BEGIN EXERCISE INPUTS

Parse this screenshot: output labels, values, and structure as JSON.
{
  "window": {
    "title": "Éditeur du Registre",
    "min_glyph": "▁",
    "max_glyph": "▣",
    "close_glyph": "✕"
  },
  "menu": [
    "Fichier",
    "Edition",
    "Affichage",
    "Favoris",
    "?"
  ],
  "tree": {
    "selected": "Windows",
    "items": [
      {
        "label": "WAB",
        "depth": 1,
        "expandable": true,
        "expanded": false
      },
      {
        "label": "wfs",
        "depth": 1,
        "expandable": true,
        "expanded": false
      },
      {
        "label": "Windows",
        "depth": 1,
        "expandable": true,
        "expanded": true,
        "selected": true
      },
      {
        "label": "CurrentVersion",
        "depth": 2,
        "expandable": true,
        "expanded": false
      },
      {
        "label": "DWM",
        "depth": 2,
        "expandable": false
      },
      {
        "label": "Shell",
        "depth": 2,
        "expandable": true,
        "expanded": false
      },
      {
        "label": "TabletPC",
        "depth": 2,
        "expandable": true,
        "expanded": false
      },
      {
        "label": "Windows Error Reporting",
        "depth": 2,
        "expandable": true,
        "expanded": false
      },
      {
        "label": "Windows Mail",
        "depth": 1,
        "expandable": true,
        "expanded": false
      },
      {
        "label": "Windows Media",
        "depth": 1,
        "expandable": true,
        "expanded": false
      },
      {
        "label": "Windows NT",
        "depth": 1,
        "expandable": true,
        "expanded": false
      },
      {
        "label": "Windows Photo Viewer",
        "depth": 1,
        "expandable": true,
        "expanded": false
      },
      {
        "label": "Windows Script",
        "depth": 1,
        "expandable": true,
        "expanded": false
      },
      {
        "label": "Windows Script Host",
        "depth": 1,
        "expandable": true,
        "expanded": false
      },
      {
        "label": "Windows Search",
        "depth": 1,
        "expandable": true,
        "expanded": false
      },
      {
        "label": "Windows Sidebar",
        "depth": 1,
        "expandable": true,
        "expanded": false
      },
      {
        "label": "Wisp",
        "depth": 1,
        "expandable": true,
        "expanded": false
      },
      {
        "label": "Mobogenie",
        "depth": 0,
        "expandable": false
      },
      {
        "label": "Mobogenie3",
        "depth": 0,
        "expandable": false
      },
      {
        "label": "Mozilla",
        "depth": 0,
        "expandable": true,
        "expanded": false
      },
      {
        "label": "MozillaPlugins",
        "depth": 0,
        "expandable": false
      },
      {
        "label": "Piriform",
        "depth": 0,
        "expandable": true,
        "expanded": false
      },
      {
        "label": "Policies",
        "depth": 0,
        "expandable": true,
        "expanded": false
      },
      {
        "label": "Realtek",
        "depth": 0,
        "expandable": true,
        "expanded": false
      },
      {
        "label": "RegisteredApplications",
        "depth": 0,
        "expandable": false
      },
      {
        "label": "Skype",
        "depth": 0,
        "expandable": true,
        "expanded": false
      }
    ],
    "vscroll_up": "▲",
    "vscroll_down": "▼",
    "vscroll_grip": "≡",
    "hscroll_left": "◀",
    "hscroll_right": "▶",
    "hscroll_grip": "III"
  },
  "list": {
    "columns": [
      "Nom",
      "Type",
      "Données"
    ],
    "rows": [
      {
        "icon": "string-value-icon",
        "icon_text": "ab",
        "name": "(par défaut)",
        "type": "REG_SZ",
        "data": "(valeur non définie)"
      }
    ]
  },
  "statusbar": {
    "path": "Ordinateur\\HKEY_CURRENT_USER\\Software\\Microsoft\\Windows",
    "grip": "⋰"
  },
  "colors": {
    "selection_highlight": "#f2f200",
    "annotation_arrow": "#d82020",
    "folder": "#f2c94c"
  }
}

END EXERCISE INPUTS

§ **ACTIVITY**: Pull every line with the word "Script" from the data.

§ **RESPONSE**:
        "label": "Windows Script",
        "label": "Windows Script Host",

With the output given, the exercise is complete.